[For a longer account of this cursed opal ring, see this post: An Unlucky Ring for a Beloved Royal Wife.}
I will end with a story which was told me recently by a friend in Devonshire and which I have every reason to believe is literally true, though naturally it is impossible to give the names of the actors therein. A young couple, both of whom lived in a small and ancient Devonshire town near the South coast, got married. The husband was about twenty-five and had worked with one firm for seven years. He was as steady, pleasant and good-tempered a young fellow as could be found in the place, and the girl too was popular, pretty and level-headed. They went to London for their honeymoon, returned to their new house, and a fortnight later the young husband came home drunk. His bride was horrified.
Next day the poor fellow was utterly penitent. “I can’t think what made me do it,” he kept on saying. “I don’t really like drink except just a glass of beer.” For a month afterwards all went well, then he broke out a second time. He was carried home and again was miserably self-reproachful. A few weeks later he got drunk for a third time and then his wife went off quietly and consulted a “wise woman.” The latter came to the house and almost at once pitched upon a certain chair. It was a big old-fashioned arm-chair which had been given as a wedding present and in which the young man usually sat in the evening.
“This is the trouble,” said the wise woman. “It is all wrong. If you take my advice you will break it up and burn it.”
The wife did not hesitate. She burned the chair, and after that all went well. The husband has never since had the least inclination to drink.
The history of that chair has been traced. It belonged formerly to a butcher who was a drunkard, and who, in a fit of delirium, killed himself whilst sitting in it. One wonders whether other cases of possession may not be traced to a similar cause.
The Occult Review March 1927: pp: 226-232
The drunkard’s chair suggests the deadly Dead Man’s Chair of Busby Stoop.
Mephisto’s ring was new to me. Any other news of the deadly emerald? Exorcise before sending to chriswoodyard8 AT gmail.com

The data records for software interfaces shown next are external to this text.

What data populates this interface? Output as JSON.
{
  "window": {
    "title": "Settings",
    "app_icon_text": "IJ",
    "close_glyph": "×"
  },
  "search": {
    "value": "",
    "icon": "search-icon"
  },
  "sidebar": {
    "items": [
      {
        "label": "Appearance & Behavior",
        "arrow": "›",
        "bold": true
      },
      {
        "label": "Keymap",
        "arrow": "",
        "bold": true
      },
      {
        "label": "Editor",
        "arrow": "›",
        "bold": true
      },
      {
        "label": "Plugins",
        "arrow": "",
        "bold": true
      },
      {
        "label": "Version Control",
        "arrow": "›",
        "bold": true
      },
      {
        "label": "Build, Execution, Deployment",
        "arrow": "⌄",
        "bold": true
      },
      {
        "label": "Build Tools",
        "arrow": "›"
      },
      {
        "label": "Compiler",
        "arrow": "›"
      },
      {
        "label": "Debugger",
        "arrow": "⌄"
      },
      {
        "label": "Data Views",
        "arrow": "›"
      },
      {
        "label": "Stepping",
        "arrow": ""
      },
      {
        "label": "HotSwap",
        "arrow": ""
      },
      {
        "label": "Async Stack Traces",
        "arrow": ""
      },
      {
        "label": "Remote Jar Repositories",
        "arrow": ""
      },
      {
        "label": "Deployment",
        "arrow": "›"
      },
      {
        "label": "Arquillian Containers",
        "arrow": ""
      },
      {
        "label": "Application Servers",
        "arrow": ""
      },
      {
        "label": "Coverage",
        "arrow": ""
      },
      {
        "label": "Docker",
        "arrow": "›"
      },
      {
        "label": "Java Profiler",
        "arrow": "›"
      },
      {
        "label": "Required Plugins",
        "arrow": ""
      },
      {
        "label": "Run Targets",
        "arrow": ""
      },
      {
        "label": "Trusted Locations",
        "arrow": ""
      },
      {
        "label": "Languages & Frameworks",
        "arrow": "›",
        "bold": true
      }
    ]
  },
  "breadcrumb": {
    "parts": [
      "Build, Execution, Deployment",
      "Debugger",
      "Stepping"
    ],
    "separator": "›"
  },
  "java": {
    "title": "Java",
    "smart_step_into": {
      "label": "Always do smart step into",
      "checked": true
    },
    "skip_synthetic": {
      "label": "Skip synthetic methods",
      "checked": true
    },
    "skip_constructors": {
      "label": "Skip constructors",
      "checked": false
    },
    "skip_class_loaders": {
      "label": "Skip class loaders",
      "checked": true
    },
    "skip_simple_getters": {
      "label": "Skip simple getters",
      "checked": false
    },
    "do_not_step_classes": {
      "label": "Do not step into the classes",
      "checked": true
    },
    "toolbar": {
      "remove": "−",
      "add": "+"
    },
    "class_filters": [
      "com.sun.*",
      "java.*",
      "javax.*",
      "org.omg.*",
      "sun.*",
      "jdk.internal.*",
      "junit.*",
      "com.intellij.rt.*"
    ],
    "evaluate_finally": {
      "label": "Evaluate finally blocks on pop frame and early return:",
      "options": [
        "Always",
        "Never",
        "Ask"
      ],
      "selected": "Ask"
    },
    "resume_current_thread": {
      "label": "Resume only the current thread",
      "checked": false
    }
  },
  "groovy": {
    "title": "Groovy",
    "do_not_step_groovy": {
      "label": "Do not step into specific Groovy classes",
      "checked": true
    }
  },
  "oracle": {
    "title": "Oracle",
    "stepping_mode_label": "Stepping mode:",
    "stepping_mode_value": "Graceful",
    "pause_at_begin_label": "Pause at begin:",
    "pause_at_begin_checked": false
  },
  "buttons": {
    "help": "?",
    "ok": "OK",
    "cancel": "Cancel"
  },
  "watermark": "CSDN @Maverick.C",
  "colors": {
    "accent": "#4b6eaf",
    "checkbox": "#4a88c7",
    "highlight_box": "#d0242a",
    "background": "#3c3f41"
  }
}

Chris Woodyard is the author of The Victorian Book of the Dead, The Ghost Wore Black, The Headless Horror, The Face in the Window, and the 7-volume Haunted Ohio series. She is also the chronicler of the adventures of that amiable murderess Mrs Daffodil in A Spot of Bother: Four Macabre Tales. The books are available in paperback and for Kindle. Indexes and fact sheets for all of these books may be found by searching hauntedohiobooks.com. Join her on FB at Haunted Ohio by Chris Woodyard or The Victorian Book of the Dead.